Gay rights activists carry a rainbow banner during a gay pride parade in Moscow, May 29 2010. Gay activists evaded riot police with a five-hour car journey across the Russian capital to hold the first ever gay pride parade in Moscow not to be broken up by the security services.
Gay pride events planned this spring for capital cities in Central and Eastern Europe again have met with obstacles, a violation of freedom of assembly, according to Thomas Hammarberg, Human Rights Commissioner of the Council of Europe.
In a statement on June 2 2010, Hammarberg said that meetings and marches to promote equality for lesbian, gay, bisexual and transgender (LGBT) people had been banned or subject to threats and violence in Moscow, Bratislava, Vilnius and Chisinau.
In Moscow gay pride events scheduled for May 29 2010 were banned as the authorities claimed they were unable to guarantee the security of the participants, and they wanted to avoid traffic jams, Hammarberg said.

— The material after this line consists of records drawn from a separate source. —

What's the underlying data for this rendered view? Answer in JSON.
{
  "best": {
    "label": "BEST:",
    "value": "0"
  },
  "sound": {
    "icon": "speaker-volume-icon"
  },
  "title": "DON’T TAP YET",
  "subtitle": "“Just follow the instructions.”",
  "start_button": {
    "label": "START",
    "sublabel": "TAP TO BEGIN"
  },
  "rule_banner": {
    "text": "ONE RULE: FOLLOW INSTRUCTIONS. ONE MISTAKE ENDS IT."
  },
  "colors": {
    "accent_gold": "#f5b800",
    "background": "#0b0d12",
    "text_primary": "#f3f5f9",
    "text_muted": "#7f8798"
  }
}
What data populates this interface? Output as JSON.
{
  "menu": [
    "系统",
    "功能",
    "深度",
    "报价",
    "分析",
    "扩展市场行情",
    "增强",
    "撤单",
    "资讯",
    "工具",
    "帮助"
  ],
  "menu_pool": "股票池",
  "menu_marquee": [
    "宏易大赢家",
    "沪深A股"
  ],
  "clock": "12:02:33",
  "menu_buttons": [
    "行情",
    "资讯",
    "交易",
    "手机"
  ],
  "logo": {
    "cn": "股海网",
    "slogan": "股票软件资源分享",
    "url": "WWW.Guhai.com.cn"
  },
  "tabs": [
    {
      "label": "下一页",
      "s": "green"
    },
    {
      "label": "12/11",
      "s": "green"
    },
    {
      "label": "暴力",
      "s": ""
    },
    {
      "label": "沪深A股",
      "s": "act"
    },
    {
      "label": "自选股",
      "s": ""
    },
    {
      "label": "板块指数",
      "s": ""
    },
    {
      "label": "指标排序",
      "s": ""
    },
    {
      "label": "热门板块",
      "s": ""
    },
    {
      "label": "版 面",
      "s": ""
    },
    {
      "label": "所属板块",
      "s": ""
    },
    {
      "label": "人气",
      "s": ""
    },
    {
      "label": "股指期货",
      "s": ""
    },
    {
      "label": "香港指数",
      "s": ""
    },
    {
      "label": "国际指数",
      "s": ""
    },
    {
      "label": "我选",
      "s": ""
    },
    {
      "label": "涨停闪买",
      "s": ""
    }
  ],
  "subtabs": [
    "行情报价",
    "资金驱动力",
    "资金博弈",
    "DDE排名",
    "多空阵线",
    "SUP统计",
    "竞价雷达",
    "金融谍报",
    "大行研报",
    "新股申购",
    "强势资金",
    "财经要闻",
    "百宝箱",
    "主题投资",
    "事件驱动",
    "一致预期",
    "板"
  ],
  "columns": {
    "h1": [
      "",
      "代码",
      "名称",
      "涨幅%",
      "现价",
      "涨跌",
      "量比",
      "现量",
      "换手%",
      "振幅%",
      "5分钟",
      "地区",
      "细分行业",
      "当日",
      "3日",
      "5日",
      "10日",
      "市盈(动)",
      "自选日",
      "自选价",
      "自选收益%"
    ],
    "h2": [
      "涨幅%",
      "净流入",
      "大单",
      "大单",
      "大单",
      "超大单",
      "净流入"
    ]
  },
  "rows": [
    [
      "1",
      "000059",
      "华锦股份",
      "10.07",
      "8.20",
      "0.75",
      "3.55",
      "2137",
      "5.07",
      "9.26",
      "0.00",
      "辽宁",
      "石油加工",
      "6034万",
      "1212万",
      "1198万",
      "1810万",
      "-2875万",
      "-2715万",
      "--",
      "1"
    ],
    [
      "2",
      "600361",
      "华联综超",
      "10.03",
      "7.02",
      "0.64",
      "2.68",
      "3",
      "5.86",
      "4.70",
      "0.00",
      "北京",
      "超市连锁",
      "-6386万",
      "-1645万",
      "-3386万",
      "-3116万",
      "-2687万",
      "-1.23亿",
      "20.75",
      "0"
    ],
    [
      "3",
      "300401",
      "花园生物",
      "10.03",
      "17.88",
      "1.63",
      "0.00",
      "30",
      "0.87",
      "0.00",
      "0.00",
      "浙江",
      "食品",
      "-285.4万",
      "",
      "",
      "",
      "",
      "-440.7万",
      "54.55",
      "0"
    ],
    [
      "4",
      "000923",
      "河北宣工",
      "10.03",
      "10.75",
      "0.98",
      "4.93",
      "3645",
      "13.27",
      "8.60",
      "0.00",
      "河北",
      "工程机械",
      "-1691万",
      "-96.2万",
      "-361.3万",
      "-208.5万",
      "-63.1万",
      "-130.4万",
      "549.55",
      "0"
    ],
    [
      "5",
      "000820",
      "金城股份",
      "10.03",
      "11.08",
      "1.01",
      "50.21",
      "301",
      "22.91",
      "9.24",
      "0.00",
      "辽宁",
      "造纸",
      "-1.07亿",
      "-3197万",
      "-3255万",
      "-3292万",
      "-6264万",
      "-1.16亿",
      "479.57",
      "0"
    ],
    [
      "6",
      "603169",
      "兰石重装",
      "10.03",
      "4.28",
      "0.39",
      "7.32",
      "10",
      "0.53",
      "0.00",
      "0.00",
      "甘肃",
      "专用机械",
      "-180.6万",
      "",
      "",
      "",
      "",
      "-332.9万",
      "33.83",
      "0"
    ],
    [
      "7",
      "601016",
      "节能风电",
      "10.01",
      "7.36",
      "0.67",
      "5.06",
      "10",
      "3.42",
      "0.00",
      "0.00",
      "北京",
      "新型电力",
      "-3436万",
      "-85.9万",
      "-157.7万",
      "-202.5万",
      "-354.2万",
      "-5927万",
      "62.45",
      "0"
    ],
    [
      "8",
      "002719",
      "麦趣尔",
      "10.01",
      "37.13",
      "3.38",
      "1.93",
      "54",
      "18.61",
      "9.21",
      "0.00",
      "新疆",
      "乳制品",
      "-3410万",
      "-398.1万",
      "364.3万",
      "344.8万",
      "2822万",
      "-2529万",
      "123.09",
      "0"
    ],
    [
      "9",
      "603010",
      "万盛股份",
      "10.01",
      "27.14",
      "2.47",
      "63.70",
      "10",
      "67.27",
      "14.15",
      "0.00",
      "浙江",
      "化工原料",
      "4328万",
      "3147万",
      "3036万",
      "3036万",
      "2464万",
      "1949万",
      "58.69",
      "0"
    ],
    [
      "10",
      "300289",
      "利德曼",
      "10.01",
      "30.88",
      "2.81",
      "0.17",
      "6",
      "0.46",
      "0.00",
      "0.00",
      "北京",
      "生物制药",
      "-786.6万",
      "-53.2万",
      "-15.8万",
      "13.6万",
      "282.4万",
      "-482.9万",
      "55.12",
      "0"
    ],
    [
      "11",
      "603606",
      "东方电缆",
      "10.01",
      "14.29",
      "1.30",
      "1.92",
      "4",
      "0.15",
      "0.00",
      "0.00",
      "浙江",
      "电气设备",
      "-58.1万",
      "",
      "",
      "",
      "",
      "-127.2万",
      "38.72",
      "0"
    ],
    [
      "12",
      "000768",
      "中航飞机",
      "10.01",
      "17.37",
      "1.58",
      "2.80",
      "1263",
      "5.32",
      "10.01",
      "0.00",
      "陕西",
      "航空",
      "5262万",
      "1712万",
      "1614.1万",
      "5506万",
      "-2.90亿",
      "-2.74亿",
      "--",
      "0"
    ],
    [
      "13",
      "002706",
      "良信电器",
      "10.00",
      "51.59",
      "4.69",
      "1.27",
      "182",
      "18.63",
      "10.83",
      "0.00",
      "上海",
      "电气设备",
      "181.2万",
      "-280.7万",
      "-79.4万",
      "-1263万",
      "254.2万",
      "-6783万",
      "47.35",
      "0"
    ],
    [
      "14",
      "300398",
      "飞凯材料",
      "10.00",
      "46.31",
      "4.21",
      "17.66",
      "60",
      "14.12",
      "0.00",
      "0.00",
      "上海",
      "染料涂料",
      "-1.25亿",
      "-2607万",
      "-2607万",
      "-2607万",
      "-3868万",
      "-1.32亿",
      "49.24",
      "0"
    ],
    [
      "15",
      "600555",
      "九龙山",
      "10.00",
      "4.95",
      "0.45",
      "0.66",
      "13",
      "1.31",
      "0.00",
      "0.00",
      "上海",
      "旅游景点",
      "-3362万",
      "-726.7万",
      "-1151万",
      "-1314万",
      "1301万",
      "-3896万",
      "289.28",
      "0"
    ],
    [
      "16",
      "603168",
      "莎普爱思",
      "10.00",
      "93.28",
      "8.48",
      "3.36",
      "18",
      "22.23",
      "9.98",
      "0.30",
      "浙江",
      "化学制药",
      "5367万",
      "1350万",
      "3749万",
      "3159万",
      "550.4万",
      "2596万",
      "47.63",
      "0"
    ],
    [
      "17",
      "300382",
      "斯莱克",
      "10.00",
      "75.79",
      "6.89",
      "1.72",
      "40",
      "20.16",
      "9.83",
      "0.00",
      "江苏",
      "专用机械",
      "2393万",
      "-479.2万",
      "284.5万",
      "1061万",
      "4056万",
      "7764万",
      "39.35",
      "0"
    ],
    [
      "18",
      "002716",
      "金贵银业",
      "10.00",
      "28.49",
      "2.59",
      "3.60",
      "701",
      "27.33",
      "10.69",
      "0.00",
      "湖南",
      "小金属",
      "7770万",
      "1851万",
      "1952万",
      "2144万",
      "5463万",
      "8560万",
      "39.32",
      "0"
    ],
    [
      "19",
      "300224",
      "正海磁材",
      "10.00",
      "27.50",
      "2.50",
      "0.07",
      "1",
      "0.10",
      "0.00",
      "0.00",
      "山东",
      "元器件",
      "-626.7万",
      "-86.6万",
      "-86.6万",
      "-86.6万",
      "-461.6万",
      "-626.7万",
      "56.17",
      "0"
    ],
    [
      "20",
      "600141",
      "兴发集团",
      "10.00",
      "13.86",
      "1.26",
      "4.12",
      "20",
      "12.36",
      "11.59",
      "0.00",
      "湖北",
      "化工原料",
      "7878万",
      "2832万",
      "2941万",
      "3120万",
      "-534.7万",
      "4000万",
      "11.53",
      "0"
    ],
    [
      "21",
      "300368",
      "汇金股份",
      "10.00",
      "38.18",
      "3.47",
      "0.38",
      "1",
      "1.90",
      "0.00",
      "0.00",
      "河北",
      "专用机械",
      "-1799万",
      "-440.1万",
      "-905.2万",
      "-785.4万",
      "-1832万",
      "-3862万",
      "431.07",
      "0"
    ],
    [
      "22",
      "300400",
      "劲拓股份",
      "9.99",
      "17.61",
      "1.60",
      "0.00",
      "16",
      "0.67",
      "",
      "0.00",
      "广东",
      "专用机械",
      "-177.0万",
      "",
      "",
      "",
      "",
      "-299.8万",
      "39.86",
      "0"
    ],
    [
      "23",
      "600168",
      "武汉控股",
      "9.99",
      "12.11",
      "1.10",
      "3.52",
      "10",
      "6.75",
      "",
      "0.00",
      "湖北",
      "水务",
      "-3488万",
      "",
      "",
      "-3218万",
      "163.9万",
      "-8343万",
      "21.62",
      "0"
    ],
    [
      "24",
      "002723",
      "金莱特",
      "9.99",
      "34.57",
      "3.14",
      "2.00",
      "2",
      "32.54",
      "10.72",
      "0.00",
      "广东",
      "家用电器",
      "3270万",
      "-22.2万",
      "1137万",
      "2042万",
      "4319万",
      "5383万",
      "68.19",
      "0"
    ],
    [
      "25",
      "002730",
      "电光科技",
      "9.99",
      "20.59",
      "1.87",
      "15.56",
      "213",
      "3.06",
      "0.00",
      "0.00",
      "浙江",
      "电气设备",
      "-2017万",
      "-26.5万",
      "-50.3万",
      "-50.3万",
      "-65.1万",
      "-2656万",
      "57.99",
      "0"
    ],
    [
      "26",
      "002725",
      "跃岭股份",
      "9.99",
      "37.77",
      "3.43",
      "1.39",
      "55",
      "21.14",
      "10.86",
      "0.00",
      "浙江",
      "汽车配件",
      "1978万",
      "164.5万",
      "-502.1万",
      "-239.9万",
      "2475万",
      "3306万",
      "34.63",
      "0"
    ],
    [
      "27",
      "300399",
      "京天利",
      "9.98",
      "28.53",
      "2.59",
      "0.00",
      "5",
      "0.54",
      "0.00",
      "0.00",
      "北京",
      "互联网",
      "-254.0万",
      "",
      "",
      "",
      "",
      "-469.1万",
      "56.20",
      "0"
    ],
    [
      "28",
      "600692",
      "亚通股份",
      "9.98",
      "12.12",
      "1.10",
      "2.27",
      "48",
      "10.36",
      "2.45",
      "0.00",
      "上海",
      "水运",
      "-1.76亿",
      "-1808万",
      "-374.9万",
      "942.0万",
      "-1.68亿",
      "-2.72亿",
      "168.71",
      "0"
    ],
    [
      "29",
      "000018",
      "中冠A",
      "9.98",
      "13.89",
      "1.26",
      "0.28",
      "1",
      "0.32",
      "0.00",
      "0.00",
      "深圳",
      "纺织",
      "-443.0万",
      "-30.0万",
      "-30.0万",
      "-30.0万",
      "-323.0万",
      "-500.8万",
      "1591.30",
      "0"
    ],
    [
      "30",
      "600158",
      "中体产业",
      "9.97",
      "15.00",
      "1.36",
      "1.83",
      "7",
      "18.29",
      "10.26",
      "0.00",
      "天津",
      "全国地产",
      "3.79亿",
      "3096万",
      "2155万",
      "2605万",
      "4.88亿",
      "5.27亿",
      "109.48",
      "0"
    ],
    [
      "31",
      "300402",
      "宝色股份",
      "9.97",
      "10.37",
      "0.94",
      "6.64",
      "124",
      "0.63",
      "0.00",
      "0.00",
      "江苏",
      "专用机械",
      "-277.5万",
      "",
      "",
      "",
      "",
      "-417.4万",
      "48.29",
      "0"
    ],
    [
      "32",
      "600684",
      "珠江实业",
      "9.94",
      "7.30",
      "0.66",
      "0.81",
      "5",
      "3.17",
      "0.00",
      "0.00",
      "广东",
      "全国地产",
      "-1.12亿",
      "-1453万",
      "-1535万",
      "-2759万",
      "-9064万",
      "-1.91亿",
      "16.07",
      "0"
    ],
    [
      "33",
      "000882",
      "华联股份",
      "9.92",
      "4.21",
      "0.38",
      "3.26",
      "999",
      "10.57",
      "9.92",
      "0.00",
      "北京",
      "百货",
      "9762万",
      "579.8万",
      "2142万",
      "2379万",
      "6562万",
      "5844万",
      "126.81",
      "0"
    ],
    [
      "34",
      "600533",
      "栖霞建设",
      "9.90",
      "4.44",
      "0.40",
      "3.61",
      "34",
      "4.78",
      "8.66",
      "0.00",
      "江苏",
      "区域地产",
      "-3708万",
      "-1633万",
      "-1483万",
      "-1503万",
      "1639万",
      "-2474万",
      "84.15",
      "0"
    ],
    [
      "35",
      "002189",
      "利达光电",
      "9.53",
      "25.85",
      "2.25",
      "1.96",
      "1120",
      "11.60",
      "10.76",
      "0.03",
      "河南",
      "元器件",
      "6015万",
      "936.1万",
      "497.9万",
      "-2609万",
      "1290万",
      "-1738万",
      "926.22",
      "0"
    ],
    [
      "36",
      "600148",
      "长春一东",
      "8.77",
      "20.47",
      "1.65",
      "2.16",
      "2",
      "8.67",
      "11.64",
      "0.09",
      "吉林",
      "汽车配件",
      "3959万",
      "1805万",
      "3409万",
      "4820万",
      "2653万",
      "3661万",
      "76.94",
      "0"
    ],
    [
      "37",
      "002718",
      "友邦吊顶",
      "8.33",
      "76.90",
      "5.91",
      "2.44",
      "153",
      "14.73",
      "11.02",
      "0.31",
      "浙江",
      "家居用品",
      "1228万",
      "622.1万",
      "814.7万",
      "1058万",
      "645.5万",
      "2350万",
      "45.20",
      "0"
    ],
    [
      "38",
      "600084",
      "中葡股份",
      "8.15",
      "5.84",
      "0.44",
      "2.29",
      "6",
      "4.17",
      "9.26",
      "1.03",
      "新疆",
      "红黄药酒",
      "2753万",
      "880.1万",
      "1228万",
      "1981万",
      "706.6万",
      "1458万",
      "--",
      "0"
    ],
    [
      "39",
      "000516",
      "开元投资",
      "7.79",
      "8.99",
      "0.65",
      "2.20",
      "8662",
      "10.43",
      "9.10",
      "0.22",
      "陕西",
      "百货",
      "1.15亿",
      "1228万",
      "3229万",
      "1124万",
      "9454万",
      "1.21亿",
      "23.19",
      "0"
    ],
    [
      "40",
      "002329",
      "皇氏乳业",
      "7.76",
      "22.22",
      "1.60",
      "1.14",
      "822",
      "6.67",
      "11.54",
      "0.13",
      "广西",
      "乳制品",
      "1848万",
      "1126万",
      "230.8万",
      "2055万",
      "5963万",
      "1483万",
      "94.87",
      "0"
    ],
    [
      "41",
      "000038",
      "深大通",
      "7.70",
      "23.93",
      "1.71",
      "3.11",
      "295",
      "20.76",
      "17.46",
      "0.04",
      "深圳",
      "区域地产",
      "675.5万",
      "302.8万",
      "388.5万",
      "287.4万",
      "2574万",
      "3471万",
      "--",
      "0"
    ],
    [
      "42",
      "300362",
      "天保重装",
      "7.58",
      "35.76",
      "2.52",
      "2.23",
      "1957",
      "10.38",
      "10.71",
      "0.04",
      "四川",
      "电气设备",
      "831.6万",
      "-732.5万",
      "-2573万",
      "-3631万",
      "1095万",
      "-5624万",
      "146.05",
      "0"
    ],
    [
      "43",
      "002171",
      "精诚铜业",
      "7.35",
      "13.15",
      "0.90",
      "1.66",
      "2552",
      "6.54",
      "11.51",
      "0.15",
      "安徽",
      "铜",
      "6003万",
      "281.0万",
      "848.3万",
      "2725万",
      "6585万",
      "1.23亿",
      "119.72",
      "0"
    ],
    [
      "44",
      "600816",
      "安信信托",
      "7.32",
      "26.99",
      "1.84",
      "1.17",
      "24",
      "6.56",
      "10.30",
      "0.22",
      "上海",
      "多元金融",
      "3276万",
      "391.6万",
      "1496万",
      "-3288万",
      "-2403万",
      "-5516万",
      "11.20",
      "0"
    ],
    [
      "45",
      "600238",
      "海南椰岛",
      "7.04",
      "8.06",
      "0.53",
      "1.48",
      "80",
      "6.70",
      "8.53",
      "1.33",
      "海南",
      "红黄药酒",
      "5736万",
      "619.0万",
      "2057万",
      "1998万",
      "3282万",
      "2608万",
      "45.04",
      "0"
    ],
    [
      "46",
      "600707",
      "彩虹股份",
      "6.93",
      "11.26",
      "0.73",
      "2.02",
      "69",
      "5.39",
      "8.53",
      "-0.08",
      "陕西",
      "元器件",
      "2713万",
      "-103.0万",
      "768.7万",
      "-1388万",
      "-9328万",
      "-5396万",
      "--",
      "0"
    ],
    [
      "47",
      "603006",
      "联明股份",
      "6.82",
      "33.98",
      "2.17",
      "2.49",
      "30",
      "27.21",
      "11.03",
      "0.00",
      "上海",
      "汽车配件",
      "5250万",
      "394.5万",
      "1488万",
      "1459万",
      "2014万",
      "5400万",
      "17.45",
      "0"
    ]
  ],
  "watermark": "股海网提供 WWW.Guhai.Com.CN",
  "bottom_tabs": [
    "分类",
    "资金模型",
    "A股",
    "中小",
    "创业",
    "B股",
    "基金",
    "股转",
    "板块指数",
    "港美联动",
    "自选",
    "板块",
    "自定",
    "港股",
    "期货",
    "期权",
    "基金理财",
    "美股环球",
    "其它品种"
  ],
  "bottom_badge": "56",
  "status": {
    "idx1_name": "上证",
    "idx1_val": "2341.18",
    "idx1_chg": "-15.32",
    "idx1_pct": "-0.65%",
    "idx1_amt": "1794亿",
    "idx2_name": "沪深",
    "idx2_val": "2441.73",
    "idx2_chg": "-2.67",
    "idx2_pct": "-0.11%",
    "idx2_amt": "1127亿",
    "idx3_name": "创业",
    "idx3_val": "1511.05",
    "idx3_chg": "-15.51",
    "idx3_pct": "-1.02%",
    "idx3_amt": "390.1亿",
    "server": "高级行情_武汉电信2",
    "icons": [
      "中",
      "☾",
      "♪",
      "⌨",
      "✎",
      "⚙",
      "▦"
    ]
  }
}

The organisers appealed against the decision, but the court upheld the ban. However, some gay rights activists managed to hold a brief protest in central Moscow.
Gay pride events in Moscow have now been banned for the last five years. This has prompted the organisers to file a complaint at the European Court of Human Rights in Strasbourg.
On May 22 2010 in Slovakia the Bratislava Rainbow Pride was marked with violence and attacks by neo-Nazi protesters, who threw eggs and stones and used tear-gas.
The route had to be changed and the parade could not go through the centre of Bratislava. The police were criticised for not having allocated more officers to this event, Hammarberg said.
On May 8 theBaltic Pride took place in Lithuania. However, a decision by the Supreme Administrative Court was needed to uphold the permission to go ahead.
The march took place under heavy police protection and with a significant number of hostile protesters surrounding it. The hostility towards the event meant that the police outnumbered the participants, according to Hammarberg.
In Moldova the LGBTFestival "Rainbow over the Dniester" which was planned for May 2 was cancelled due to the dismissal by the Chisinau Court of Appeal of a request to hold the festival in the main square in the Moldovan capital. The court ruled that the demonstration should take place in a park, but this was rejected by the organisers.
More than 20 gay pride events were organised in European cities during the month of May, Hammarberg said. In most cases there were no major problems reported.
"However, almost without exception, there were some incidents of disturbance or violence targeting these events – a fact which underlines the need for competent police protection," he said.
Hammarberg said that the European Court of Human Rights has made clear that the state has a duty to protect the participants in peaceful demonstrations, specifying that "this obligation is of particular importance for persons holding unpopular views or belonging to minorities, because they are more vulnerable to victimisation".
The Court has also stressed that peaceful demonstrations cannot be banned simply because of hostile attitudes to the demonstrators or to the causes they advocate. This was confirmed in Baczkowski and others v. Poland which dealt with the banning of an LGBT pride parade in Warsaw in 2005, he said.
"The rights to freedom of expression and peaceful assembly are fundamental rights in a democratic society and belong to all people, not just the majority," Hammarberg said.